And so the film plods along, light on incident but heavy on this air of "just wait until you see what a killer twist we've got in store." The film's smug factor is so high that it wouldn't have seemed out of place for Shyamalan to stroll through the frame every few minutes with a wry smile on his face and his fingers tented like Mr. Burns. When the reveal finally—mercifully—comes, the film begins picking up steam basically just in time for the credits to start rolling. Had the asinine twist not been so absurdly telegraphed in the film's opening minutes and were the tone of the film not bordering on smug braggadocio, it might have been an enjoyable romp that balances the terrors of getting old with the paranoia youth has always harbored toward the elderly. Instead it's roughly as entertaining as wringing a secret out of a child, and it leaves you feeling just as good about yourself.
There is some temptation to lay this mess at the feet of one of its producers, Jason Blum and his Blumhouse Productions label. Of the ten found footage films released already in 2015 alone, his production house has been responsible for four of them, which is a staggering number of productions for what was once considered a sub genre.
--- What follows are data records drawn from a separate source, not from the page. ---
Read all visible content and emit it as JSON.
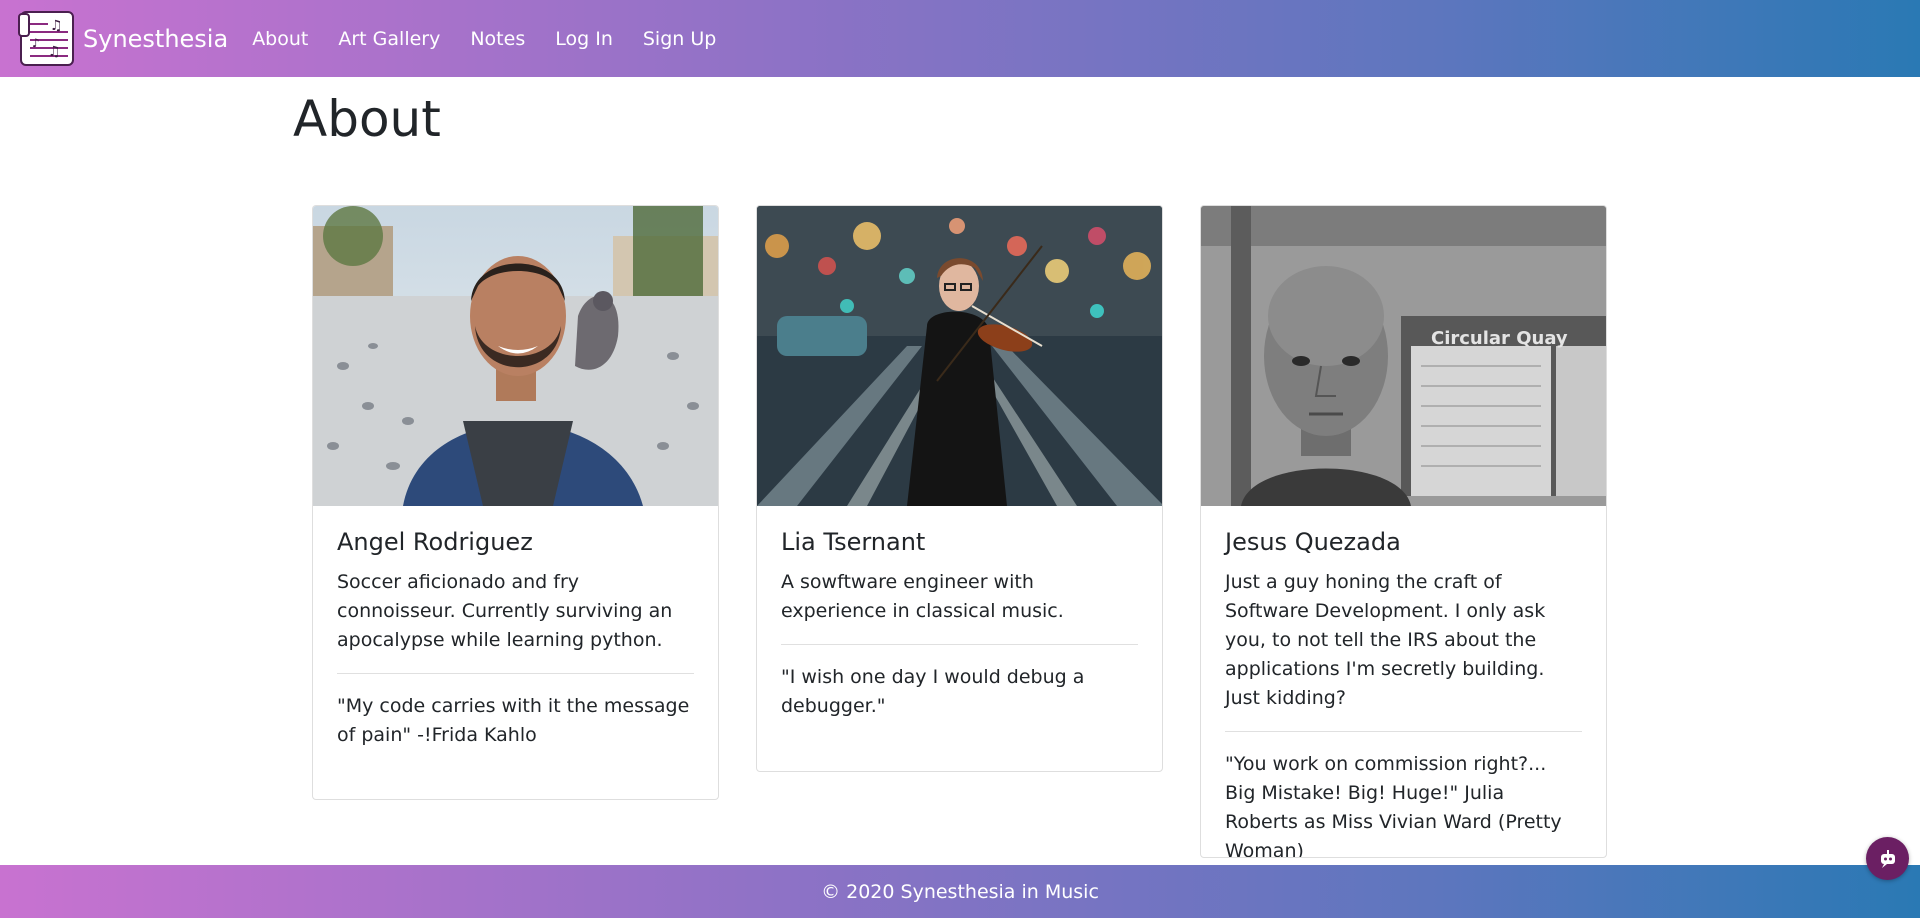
{
  "navbar": {
    "brand": "Synesthesia",
    "links": [
      "About",
      "Art Gallery",
      "Notes",
      "Log In",
      "Sign Up"
    ]
  },
  "page": {
    "title": "About"
  },
  "cards": [
    {
      "name": "Angel Rodriguez",
      "bio": "Soccer aficionado and fry connoisseur. Currently surviving an apocalypse while learning python.",
      "quote": "\"My code carries with it the message of pain\" -!Frida Kahlo",
      "photo": "portrait-man-with-pigeons"
    },
    {
      "name": "Lia Tsernant",
      "bio": "A sowftware engineer with experience in classical music.",
      "quote": "\"I wish one day I would debug a debugger.\"",
      "photo": "woman-playing-violin-on-street"
    },
    {
      "name": "Jesus Quezada",
      "bio": "Just a guy honing the craft of Software Development. I only ask you, to not tell the IRS about the applications I'm secretly building. Just kidding?",
      "quote": "\"You work on commission right?... Big Mistake! Big! Huge!\" Julia Roberts as Miss Vivian Ward (Pretty Woman)",
      "photo": "grayscale-man-circular-quay",
      "photo_sign": "Circular Quay"
    }
  ],
  "footer": {
    "text": "© 2020 Synesthesia in Music"
  },
  "colors": {
    "gradient_start": "#c872d0",
    "gradient_end": "#2a79b4",
    "chat_button": "#6b1f63"
  },
  "icons": {
    "logo": "music-notes-logo-icon",
    "chat": "chat-bot-icon"
  }
}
Blum clearly favors the found footage film for a number of reasons, all of which come back to how cheaply it allows him to make a film and, in turn, how large the profit margin becomes as a result. Frankly, the genre hamstrings directors, writers, and actors, and even when it succeeds, it's almost always creaky and stilted enough to make one wish they hadn't hung the whole film on the conceit in the first place.
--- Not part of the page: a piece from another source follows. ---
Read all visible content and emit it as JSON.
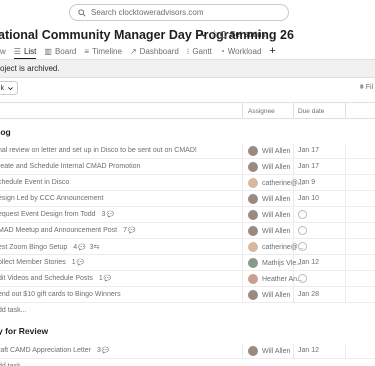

Shyamalan is no longer a crafty enough filmmaker to bend the genre to his will, and the rules of found footage filmmaking more or less overwhelm whatever bits of personal flair he hopes to bring to the film. Watching a Shyamalan film these days is not unlike watching someone drown in six inches of water. You can’t believe it’s possible, yet he’s managed to lull you into such a sense of complacency that there’s no point in telling him he’s essentially doing this to himself. He’s also managed to lose his touch with young actors. There was a time when some publications were labeling him the next Spielberg, namely because of his ability to wring such terrific performances out of young actors. That’s no longer the case and his last three films are all the proof of that one would need. It’s as if Shyamalan was replaced by a Bizarro version of himself who can no longer be counted on to do the one or two things he made a name for himself doing.
Don’t get me wrong, The Visit is not the worst movie ever made, or even the worst movie Shyamalan has made. It’s just so hopelessly asinine and woefully undercooked that it’s a wonder it was made by an Oscar-nominated director and not some wet behind the ears film school grad looking to make a name for himself by ripping off that director. There’s little for me to recommend beyond the final fifteen minutes or so, which are by far the best part of the film, save a moralizing coda that’s as effective as Shyamalan just showing up on screen and saying, “Do you get it?” Yes, Night, we get it. We just don’t care anymore.
GO Rating: 2/5
[Photos via Coming Soon]